**What to produce:**
Reproduce every line of the material below, but drop the pictures.

**Listed records:**
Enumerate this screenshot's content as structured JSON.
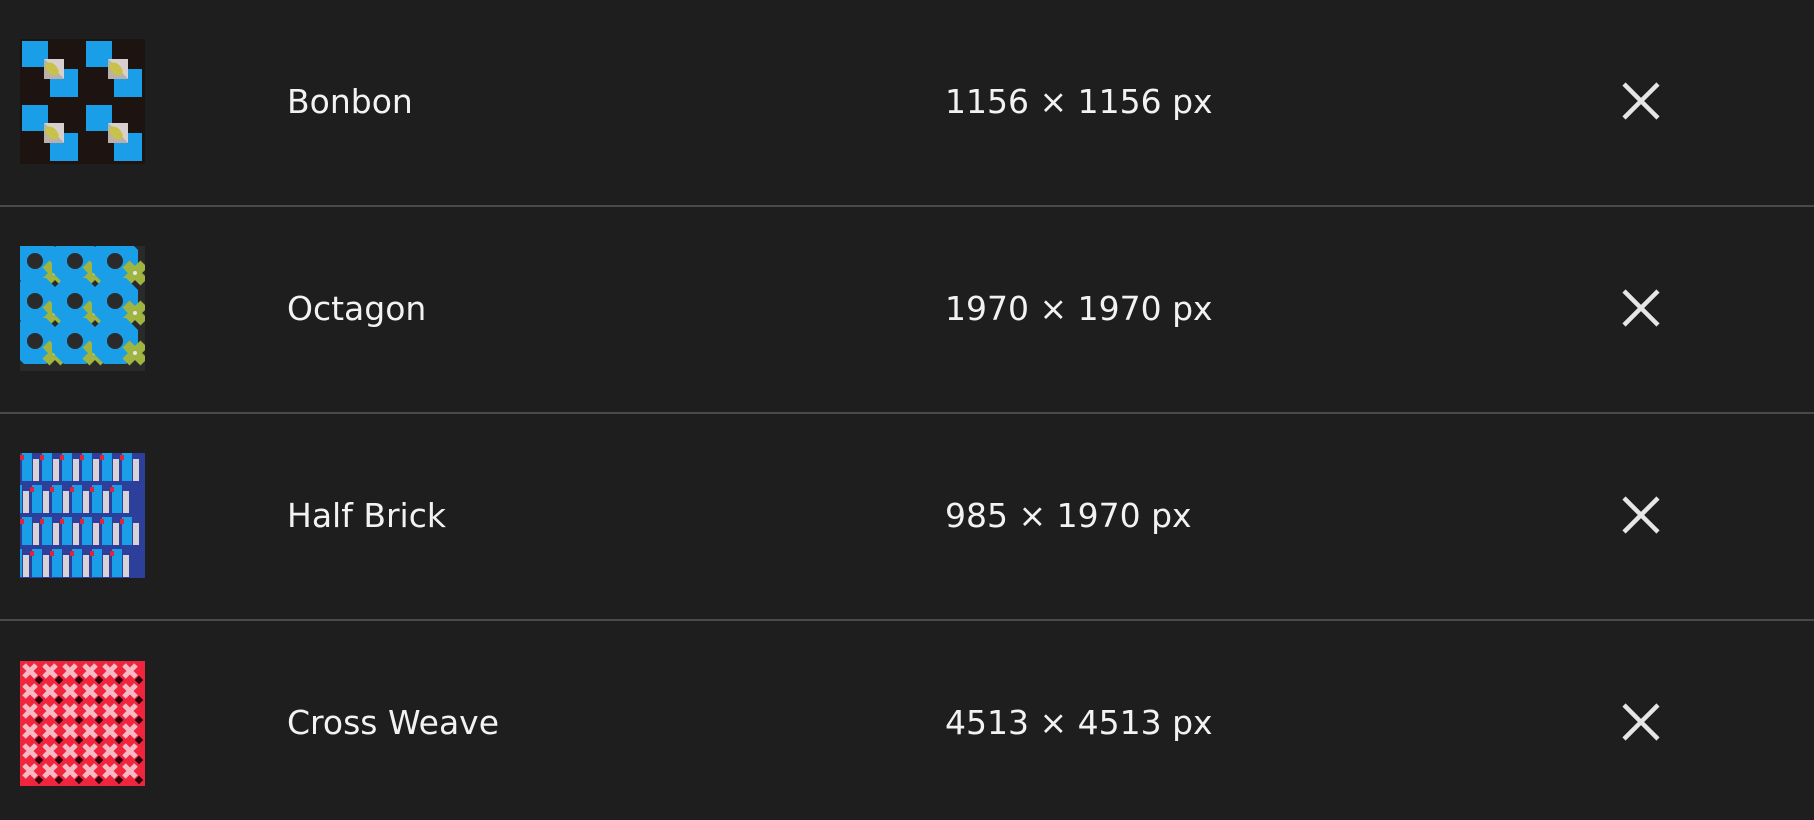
{
  "patterns": [
    {
      "name": "Bonbon",
      "dimensions": "1156 × 1156 px",
      "thumbnail_icon": "bonbon-pattern-icon"
    },
    {
      "name": "Octagon",
      "dimensions": "1970 × 1970 px",
      "thumbnail_icon": "octagon-pattern-icon"
    },
    {
      "name": "Half Brick",
      "dimensions": "985 × 1970 px",
      "thumbnail_icon": "half-brick-pattern-icon"
    },
    {
      "name": "Cross Weave",
      "dimensions": "4513 × 4513 px",
      "thumbnail_icon": "cross-weave-pattern-icon"
    }
  ],
  "remove_icon": "close-icon",
  "colors": {
    "background": "#1e1e1e",
    "divider": "#4a4a4a",
    "text": "#f2f2f2",
    "icon": "#e6e6e6",
    "accent_blue": "#1a9ee8",
    "accent_olive": "#9fb441",
    "accent_red": "#f0243d"
  }
}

**Answer box:**
Enumerate this screenshot's content as structured JSON.
{
  "patterns": [
    {
      "name": "Bonbon",
      "dimensions": "1156 × 1156 px",
      "thumbnail_icon": "bonbon-pattern-icon"
    },
    {
      "name": "Octagon",
      "dimensions": "1970 × 1970 px",
      "thumbnail_icon": "octagon-pattern-icon"
    },
    {
      "name": "Half Brick",
      "dimensions": "985 × 1970 px",
      "thumbnail_icon": "half-brick-pattern-icon"
    },
    {
      "name": "Cross Weave",
      "dimensions": "4513 × 4513 px",
      "thumbnail_icon": "cross-weave-pattern-icon"
    }
  ],
  "remove_icon": "close-icon",
  "colors": {
    "background": "#1e1e1e",
    "divider": "#4a4a4a",
    "text": "#f2f2f2",
    "icon": "#e6e6e6",
    "accent_blue": "#1a9ee8",
    "accent_olive": "#9fb441",
    "accent_red": "#f0243d"
  }
}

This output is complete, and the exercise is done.